▸ Data for this exercise:
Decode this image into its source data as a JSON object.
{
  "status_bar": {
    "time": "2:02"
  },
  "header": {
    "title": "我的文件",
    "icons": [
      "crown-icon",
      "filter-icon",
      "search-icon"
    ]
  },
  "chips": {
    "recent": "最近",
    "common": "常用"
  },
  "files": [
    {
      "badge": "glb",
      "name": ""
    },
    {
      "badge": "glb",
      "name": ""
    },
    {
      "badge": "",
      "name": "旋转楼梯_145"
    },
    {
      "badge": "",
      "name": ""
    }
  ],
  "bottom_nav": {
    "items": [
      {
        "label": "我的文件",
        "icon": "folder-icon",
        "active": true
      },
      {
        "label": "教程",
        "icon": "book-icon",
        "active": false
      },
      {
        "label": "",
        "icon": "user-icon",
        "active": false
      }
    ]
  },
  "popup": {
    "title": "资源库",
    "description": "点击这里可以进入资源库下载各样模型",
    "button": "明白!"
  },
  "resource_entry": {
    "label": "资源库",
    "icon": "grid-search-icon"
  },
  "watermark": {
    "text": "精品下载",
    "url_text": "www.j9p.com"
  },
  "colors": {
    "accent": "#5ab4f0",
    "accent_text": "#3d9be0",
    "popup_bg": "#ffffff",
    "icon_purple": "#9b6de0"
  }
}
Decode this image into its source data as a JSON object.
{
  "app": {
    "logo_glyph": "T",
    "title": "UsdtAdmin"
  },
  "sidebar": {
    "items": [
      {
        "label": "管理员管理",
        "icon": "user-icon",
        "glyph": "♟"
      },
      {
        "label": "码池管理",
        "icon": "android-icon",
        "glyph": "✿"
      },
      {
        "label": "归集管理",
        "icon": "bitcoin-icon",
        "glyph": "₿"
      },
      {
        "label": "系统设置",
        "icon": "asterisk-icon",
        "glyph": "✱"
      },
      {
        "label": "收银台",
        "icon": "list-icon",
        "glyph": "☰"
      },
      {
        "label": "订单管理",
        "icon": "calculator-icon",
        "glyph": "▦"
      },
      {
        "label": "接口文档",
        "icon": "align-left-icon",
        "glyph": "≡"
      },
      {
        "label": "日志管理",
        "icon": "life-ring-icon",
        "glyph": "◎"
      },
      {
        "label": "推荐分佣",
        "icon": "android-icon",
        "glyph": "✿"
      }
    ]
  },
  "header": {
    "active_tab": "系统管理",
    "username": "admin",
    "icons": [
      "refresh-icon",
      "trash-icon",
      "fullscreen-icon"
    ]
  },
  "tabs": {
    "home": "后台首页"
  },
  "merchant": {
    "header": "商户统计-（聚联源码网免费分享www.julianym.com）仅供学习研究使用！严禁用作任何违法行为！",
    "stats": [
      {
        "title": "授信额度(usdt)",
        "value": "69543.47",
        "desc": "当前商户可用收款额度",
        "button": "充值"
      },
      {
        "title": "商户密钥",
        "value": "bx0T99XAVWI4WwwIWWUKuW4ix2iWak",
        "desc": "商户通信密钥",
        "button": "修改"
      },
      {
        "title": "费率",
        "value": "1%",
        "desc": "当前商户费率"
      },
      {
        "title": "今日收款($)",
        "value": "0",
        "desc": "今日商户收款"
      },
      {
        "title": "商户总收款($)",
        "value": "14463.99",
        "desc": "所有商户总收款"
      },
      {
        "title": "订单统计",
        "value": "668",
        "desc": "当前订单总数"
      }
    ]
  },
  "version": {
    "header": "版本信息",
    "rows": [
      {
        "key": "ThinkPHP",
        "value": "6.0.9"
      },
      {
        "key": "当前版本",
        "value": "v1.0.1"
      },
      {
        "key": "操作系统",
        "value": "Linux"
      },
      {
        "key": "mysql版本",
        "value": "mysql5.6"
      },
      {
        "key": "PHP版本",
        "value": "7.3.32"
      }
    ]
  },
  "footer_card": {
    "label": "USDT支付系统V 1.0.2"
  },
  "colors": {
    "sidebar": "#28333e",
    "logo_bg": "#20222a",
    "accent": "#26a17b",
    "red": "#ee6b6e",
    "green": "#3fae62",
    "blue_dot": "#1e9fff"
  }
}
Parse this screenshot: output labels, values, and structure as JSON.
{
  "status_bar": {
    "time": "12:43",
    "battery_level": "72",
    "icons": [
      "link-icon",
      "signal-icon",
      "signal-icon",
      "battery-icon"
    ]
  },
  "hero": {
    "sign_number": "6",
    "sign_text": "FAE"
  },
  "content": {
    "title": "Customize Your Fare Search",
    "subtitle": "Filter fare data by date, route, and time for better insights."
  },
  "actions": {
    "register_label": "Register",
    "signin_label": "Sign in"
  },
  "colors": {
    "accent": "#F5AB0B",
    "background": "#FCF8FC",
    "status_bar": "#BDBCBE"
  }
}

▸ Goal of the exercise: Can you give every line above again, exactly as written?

▸ Output for this exercise:
Decode this image into its source data as a JSON object.
{
  "status_bar": {
    "time": "2:02"
  },
  "header": {
    "title": "我的文件",
    "icons": [
      "crown-icon",
      "filter-icon",
      "search-icon"
    ]
  },
  "chips": {
    "recent": "最近",
    "common": "常用"
  },
  "files": [
    {
      "badge": "glb",
      "name": ""
    },
    {
      "badge": "glb",
      "name": ""
    },
    {
      "badge": "",
      "name": "旋转楼梯_145"
    },
    {
      "badge": "",
      "name": ""
    }
  ],
  "bottom_nav": {
    "items": [
      {
        "label": "我的文件",
        "icon": "folder-icon",
        "active": true
      },
      {
        "label": "教程",
        "icon": "book-icon",
        "active": false
      },
      {
        "label": "",
        "icon": "user-icon",
        "active": false
      }
    ]
  },
  "popup": {
    "title": "资源库",
    "description": "点击这里可以进入资源库下载各样模型",
    "button": "明白!"
  },
  "resource_entry": {
    "label": "资源库",
    "icon": "grid-search-icon"
  },
  "watermark": {
    "text": "精品下载",
    "url_text": "www.j9p.com"
  },
  "colors": {
    "accent": "#5ab4f0",
    "accent_text": "#3d9be0",
    "popup_bg": "#ffffff",
    "icon_purple": "#9b6de0"
  }
}
Decode this image into its source data as a JSON object.
{
  "app": {
    "logo_glyph": "T",
    "title": "UsdtAdmin"
  },
  "sidebar": {
    "items": [
      {
        "label": "管理员管理",
        "icon": "user-icon",
        "glyph": "♟"
      },
      {
        "label": "码池管理",
        "icon": "android-icon",
        "glyph": "✿"
      },
      {
        "label": "归集管理",
        "icon": "bitcoin-icon",
        "glyph": "₿"
      },
      {
        "label": "系统设置",
        "icon": "asterisk-icon",
        "glyph": "✱"
      },
      {
        "label": "收银台",
        "icon": "list-icon",
        "glyph": "☰"
      },
      {
        "label": "订单管理",
        "icon": "calculator-icon",
        "glyph": "▦"
      },
      {
        "label": "接口文档",
        "icon": "align-left-icon",
        "glyph": "≡"
      },
      {
        "label": "日志管理",
        "icon": "life-ring-icon",
        "glyph": "◎"
      },
      {
        "label": "推荐分佣",
        "icon": "android-icon",
        "glyph": "✿"
      }
    ]
  },
  "header": {
    "active_tab": "系统管理",
    "username": "admin",
    "icons": [
      "refresh-icon",
      "trash-icon",
      "fullscreen-icon"
    ]
  },
  "tabs": {
    "home": "后台首页"
  },
  "merchant": {
    "header": "商户统计-（聚联源码网免费分享www.julianym.com）仅供学习研究使用！严禁用作任何违法行为！",
    "stats": [
      {
        "title": "授信额度(usdt)",
        "value": "69543.47",
        "desc": "当前商户可用收款额度",
        "button": "充值"
      },
      {
        "title": "商户密钥",
        "value": "bx0T99XAVWI4WwwIWWUKuW4ix2iWak",
        "desc": "商户通信密钥",
        "button": "修改"
      },
      {
        "title": "费率",
        "value": "1%",
        "desc": "当前商户费率"
      },
      {
        "title": "今日收款($)",
        "value": "0",
        "desc": "今日商户收款"
      },
      {
        "title": "商户总收款($)",
        "value": "14463.99",
        "desc": "所有商户总收款"
      },
      {
        "title": "订单统计",
        "value": "668",
        "desc": "当前订单总数"
      }
    ]
  },
  "version": {
    "header": "版本信息",
    "rows": [
      {
        "key": "ThinkPHP",
        "value": "6.0.9"
      },
      {
        "key": "当前版本",
        "value": "v1.0.1"
      },
      {
        "key": "操作系统",
        "value": "Linux"
      },
      {
        "key": "mysql版本",
        "value": "mysql5.6"
      },
      {
        "key": "PHP版本",
        "value": "7.3.32"
      }
    ]
  },
  "footer_card": {
    "label": "USDT支付系统V 1.0.2"
  },
  "colors": {
    "sidebar": "#28333e",
    "logo_bg": "#20222a",
    "accent": "#26a17b",
    "red": "#ee6b6e",
    "green": "#3fae62",
    "blue_dot": "#1e9fff"
  }
}
Parse this screenshot: output labels, values, and structure as JSON.
{
  "status_bar": {
    "time": "12:43",
    "battery_level": "72",
    "icons": [
      "link-icon",
      "signal-icon",
      "signal-icon",
      "battery-icon"
    ]
  },
  "hero": {
    "sign_number": "6",
    "sign_text": "FAE"
  },
  "content": {
    "title": "Customize Your Fare Search",
    "subtitle": "Filter fare data by date, route, and time for better insights."
  },
  "actions": {
    "register_label": "Register",
    "signin_label": "Sign in"
  },
  "colors": {
    "accent": "#F5AB0B",
    "background": "#FCF8FC",
    "status_bar": "#BDBCBE"
  }
}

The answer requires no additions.